1 Reply Latest reply on Feb 1, 2013 2:35 AM by PECourtejoie

    Why doesn't rotation stick in CS6?


      I just tried to rotate an image, pressing "R" for the rotate tool, getting the compass rose over the image, and then rotated the image by dragging 90 degress. So far so good. Then, I wanted to crop the image into a panorama proportion, by pressing "C" for crop tool - and voilá, the image jumps back into the original rotation, just like that. I have tried to press the Enter key after rotating, I have tried to save, I have tried to change to other tools inbetween, I have looked into the toolbar for clues but found none - I just can't understand what it is that I'm supposed to do to make the rotation stick. This is counterintuitive and drives me mad! Why, Adobe, WHY?! I have tried to google for answers but found none. Anybody out there that can please tell me what I'm supposed to do to make this work? Or am I simply experiencing a bug? Advance thanks for any clarification.

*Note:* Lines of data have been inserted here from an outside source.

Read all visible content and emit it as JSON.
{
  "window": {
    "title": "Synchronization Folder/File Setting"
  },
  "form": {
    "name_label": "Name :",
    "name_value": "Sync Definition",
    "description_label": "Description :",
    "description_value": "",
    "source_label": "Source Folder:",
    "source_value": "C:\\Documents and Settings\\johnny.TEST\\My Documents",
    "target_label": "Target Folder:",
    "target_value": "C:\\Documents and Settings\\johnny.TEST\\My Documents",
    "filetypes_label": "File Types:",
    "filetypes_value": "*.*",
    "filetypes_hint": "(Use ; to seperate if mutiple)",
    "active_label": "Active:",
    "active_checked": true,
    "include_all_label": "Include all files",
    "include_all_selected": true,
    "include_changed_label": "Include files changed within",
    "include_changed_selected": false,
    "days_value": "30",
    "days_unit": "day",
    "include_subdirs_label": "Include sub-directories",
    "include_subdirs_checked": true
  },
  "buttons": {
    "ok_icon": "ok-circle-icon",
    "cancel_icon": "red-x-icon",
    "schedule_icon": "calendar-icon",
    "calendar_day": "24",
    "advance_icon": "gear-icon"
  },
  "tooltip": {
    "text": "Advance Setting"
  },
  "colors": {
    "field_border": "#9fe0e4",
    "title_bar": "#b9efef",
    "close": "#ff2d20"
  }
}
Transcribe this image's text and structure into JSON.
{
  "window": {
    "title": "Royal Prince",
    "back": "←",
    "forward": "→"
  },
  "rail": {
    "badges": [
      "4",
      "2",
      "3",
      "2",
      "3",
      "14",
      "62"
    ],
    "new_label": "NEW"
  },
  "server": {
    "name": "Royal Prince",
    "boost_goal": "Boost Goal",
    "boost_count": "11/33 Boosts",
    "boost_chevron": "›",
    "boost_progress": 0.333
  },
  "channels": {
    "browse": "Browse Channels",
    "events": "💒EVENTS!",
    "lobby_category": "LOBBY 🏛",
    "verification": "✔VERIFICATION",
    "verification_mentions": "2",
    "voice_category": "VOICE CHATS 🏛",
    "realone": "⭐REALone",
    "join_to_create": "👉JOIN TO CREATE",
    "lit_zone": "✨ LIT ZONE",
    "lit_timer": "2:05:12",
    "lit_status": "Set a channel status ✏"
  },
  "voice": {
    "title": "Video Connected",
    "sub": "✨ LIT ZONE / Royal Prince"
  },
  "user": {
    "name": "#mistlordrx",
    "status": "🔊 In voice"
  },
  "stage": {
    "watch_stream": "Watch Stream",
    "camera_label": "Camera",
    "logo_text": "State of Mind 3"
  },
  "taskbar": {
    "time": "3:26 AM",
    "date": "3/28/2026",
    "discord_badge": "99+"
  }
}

      I'll just add that I managed to solve this temporarily by selecting rotate 90 degress from the menu and then cropping - but it doesn't really answer the question about why I can't do this visually by using the "R" command and dragging visually, then changing to the crop tool. It's just fortunate that there's often several ways to accomplish the same things in PS. So, I managed to work around it - but I'm still wondering why I couldn't make the rotation stick by using the method above. If I'd like to make a more arbitrary rotation then that seems like the way to do it - if it would stick.


      Message was edited by: mbrakes

        • 1. Re: Why doesn't rotation stick in CS6?
          PECourtejoie Adobe Community Professional

          Hello, rotating rotates the preview of your image, and it is not currently supported in the crop tool, or in some filters.

          If you want to change permanently the orientation of your document, so that it will be reflected everywhere in Photoshop, or in other programs (especially if it is a 90 degrees rotation), do use:


          IMAGE>IMAGE ROTATION> 90° CW or 90° CCW